Chef’s Edge is a truck that’s really a chef’s mobile toy box. Inside are knives of all make and manner stuck to magnetic boards. There are scoops, peelers, spoons, and thermometers bungeed to peg board that covers the walls and ceiling. Also in the truck are wheels he uses to skillfully sharpen blades.
Stockdale pulls up to a restaurant, and the kitchen can stock up right on the spot or the individual can have his blade honed for less than $4. Chef Russell Klein and his cooks at Meritage are fans. “I love the convenience, and his prices have been really competitive,” says Klein. “The knife sharpening service is great. Some cooks can be really personal with their knives and won’t let anyone touch them, but it’s been great for my prep staff to have some really sharp knives. It’s very cool to see a guy like TJ identify a need and start a business to serve it. As the chef community grows in the Twin Cities, these sorts of services are exactly what we need.”

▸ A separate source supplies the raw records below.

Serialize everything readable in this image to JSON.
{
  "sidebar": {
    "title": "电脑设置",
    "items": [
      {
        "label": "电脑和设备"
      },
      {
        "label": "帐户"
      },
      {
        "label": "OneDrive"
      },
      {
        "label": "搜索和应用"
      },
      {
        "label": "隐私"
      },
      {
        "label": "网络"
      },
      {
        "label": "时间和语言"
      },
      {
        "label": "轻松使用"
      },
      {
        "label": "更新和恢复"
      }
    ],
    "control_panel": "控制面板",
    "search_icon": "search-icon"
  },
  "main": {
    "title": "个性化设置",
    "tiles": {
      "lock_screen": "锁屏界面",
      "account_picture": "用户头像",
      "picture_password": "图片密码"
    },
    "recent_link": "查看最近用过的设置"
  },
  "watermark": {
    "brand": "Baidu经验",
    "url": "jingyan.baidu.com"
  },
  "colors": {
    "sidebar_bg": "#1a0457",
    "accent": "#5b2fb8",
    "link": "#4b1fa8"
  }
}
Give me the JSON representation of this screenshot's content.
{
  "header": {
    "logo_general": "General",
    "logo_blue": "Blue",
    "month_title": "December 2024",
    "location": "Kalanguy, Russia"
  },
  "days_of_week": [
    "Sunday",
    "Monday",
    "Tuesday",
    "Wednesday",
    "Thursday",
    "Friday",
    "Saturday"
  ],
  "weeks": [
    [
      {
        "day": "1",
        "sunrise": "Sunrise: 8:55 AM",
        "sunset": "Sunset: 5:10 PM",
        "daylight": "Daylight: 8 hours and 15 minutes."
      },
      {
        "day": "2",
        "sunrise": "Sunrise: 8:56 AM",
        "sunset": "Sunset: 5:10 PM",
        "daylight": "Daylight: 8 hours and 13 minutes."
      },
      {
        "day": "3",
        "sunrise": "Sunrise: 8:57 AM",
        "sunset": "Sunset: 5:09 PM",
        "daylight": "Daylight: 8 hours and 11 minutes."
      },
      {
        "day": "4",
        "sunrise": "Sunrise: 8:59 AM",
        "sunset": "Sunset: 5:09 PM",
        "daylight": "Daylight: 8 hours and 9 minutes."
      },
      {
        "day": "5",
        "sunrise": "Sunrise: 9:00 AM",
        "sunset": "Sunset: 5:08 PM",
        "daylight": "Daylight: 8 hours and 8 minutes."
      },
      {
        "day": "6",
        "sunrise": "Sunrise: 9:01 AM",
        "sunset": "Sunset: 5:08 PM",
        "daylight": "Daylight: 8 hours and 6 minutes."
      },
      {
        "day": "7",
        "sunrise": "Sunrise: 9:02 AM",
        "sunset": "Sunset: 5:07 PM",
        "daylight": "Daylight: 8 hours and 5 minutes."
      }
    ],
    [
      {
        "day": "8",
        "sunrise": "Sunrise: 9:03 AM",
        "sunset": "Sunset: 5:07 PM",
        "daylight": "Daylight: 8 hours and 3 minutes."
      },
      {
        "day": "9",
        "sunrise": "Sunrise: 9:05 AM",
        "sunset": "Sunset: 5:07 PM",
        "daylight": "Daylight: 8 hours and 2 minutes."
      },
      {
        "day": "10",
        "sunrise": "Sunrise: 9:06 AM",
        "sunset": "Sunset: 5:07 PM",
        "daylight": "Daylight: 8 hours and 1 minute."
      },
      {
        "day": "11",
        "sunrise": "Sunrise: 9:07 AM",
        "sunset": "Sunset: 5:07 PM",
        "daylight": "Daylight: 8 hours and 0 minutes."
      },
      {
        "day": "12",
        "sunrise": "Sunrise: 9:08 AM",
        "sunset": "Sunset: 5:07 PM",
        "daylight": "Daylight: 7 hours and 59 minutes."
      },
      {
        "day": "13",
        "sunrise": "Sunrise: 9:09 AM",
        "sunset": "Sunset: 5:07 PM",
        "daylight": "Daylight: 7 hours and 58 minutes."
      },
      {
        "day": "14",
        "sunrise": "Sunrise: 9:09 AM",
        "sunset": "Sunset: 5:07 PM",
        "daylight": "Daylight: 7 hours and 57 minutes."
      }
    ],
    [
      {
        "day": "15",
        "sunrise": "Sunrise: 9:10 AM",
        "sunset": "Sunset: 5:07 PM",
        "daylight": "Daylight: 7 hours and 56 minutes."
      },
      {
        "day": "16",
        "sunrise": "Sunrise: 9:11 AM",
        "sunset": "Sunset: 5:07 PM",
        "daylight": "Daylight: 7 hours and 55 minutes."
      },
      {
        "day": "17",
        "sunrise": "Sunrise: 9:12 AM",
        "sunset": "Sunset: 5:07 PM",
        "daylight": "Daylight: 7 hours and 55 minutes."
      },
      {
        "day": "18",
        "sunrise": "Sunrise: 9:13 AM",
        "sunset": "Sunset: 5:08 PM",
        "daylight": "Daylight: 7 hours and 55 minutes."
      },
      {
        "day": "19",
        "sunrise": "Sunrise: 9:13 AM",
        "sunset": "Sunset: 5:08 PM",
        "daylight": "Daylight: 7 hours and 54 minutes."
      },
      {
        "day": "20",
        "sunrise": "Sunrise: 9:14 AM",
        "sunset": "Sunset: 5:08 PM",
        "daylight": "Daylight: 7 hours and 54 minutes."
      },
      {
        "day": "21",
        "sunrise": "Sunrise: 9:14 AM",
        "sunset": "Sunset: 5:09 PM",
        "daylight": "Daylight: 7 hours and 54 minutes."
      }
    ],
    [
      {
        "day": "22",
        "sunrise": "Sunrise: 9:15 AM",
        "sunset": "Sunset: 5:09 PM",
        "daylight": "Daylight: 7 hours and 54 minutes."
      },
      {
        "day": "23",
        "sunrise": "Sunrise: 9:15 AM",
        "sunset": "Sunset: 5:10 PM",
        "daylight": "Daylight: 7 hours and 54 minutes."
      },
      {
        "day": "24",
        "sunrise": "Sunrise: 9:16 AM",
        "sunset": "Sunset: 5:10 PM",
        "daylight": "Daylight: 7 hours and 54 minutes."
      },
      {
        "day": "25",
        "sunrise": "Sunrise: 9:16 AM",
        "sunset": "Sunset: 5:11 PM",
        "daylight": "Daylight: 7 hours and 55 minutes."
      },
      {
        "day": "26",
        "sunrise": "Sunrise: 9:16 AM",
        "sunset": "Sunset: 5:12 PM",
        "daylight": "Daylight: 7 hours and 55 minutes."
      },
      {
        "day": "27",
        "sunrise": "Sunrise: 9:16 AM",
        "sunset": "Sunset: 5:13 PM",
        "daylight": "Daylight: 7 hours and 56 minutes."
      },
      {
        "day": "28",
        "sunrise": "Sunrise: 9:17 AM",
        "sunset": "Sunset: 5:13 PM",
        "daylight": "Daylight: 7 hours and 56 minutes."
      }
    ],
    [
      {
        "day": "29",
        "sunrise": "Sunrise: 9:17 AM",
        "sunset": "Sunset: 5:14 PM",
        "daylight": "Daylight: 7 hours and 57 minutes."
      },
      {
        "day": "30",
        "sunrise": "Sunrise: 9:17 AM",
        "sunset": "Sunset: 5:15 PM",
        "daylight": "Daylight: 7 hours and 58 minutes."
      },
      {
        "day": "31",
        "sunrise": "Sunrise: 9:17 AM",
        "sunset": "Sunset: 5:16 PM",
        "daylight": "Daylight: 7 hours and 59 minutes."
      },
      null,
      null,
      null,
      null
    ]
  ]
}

But Stockdale is doing something else that’s even more important. A small portion of his business comes from new restaurants that don’t have the budget for fancy knives, so Stockdale supplies them with a set of his, free of charge, and just shows up every two weeks to sharpen them. All they pay for is the sharpening service, which, in the early days of a ramp-up, could make all the difference for a bourgeoning restaurant on the cutting edge.
THE NEXT GEN
Stock and Badge
How does one go about building an empire? Phil Roberts was a designer who had never worked in a restaurant when he took on a freakish space in St. Paul and crafted Muffuletta. It was his kicker, and from there he built Parasole. But truly he’s the exception, not the norm. You’ve heard the stat, the one trotted out to every hopeful, that 50 percent of all restaurants fail. That has less to do with restaurants and more to do with corporate executives who throw great dinner parties and think they can become the next Roberts.
What if the next empire isn’t built on starry-eyed dreams but on well-honed craft? What if the people involved have already been through the fires alone and survived? No, thrived? Please welcome to the stage Stock and Badge.
The company formed by Erick Harcey of Victory 44, Steve Horton of Rustica Bakery, and Dan Anderson and Greg Hoyt of Dogwood Coffee is a collection of individuals who have all received acclaim for excelling at what they do—coffee, bread, and porky goodness. Out of admiration for each other’s crafts, they’ve banded together for the greater good.
“We have a mission. It’s to stand behind quality food with quality ingredients and create places that aren’t cliché,” Harcey notes. Pushing the envelope may be important, but not at all costs. “We want to be a force on the food scene, but we have rules. We collectively made a pact that this company will grow through its people. We can only move forward through those we help grow.” Sounds like a guy who works on the line.
Parka, their first creation, came barreling out of the gate with great elements: a cool vibe, good ingredients, and an edgy menu of comfort food that is as surprising as it is satisfying. And signs of the collaboration have already shown up at Rustica, where Harcey has worked up a full menu of small plates, soups, salads, and of course sandwiches to go with the phenomenal breads. The next project will likely be a commissary to support all the current and future pieces of the pie. Building in support on the front end? Who do these guys think they are? Empire builders, that’s who.